Task prompt: Return the number of lines below that contain "modified"; nothing else belongs in the reply.
==== Extracted records
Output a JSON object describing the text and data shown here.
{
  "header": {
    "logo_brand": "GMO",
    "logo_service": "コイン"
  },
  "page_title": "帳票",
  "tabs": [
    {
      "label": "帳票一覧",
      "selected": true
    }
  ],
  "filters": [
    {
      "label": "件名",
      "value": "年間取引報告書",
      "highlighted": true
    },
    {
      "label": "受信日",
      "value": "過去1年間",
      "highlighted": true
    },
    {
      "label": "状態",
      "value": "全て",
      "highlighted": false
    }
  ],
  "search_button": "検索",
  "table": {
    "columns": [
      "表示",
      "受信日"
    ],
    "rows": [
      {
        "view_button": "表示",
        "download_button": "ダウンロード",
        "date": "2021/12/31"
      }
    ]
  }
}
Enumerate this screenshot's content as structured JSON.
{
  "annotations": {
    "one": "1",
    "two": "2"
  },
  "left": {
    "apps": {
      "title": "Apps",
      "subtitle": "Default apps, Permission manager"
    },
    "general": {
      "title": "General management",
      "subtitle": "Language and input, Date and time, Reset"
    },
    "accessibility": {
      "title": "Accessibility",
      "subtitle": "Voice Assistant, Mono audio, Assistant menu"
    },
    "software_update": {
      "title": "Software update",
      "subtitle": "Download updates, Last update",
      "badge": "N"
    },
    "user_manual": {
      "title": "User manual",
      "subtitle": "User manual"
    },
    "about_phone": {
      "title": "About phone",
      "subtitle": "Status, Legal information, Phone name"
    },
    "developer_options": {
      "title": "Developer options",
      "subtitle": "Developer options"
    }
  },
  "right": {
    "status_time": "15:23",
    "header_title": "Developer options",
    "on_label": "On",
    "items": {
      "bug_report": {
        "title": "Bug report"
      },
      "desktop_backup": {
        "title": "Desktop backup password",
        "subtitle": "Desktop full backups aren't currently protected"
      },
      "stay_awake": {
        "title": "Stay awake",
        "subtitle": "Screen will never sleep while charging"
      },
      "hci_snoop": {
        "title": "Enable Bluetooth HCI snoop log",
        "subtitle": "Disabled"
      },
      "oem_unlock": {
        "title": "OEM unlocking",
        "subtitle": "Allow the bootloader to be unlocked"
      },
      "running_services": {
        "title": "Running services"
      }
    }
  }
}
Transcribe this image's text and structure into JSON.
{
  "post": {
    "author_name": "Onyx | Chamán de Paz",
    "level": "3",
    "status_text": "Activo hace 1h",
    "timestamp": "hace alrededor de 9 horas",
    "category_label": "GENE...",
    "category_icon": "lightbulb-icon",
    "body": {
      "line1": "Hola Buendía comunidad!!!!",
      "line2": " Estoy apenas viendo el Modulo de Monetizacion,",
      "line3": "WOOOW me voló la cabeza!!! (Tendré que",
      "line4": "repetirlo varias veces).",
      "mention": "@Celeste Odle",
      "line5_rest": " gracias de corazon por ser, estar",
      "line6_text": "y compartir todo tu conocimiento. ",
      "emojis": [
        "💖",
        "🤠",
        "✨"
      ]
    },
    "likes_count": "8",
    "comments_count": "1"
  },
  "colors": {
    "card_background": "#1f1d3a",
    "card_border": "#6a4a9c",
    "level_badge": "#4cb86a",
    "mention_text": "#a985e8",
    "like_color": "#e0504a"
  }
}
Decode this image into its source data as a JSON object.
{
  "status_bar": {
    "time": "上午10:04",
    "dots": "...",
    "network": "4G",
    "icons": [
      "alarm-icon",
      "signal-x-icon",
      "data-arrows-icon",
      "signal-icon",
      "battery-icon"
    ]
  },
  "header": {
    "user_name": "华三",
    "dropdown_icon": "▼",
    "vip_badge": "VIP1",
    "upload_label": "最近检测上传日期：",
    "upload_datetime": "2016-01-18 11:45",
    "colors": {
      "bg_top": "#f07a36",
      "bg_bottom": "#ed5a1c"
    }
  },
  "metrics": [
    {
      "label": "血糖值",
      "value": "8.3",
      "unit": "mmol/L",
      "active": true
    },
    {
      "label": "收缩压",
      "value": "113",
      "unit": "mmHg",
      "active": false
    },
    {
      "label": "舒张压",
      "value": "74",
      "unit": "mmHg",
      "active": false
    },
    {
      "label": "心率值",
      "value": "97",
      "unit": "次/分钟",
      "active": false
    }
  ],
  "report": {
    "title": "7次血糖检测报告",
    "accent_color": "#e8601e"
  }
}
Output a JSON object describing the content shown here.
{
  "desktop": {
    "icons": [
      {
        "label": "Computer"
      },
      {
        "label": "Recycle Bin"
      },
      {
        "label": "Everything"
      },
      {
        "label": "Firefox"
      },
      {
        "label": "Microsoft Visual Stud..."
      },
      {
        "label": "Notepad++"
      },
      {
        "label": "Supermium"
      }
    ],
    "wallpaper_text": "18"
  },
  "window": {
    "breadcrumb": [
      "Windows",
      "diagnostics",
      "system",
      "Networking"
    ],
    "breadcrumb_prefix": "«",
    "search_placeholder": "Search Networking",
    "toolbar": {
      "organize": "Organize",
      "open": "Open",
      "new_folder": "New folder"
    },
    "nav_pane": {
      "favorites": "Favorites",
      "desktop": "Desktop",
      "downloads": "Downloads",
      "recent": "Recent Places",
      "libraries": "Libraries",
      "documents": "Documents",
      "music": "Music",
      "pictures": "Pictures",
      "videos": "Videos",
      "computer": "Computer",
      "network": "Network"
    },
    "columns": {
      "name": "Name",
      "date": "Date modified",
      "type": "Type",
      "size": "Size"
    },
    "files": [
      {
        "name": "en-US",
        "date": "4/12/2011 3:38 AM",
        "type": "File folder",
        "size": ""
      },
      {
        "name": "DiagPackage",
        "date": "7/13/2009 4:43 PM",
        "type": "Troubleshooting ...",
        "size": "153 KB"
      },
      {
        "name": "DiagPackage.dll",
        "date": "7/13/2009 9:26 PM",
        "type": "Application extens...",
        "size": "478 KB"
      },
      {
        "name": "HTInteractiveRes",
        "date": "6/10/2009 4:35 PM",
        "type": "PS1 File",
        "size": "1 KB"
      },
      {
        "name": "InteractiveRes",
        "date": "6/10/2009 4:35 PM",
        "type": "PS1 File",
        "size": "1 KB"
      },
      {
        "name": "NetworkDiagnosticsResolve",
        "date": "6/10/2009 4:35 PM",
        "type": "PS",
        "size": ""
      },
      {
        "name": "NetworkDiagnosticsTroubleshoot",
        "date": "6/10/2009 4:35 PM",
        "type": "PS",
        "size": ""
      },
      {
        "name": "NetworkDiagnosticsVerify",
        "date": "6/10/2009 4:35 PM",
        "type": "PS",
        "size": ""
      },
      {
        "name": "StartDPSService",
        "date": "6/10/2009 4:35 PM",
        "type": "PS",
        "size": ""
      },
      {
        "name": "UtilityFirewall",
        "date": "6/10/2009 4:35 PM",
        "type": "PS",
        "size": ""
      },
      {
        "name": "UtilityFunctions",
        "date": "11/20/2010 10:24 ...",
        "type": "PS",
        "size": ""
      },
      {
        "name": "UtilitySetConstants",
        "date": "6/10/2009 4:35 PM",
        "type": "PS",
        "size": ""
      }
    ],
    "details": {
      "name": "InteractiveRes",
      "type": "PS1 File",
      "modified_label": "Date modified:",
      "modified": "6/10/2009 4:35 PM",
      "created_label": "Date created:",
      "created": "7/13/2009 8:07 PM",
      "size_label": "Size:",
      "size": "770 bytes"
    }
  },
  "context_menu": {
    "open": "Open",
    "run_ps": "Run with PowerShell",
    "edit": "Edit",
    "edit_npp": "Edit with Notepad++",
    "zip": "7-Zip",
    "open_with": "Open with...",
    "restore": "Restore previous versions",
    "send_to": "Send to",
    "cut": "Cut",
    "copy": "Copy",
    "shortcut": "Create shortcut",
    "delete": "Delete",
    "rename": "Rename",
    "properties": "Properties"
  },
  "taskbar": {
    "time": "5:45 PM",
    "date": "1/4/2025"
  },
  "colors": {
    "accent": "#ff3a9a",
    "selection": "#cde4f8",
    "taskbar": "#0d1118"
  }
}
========
Exercise response: 3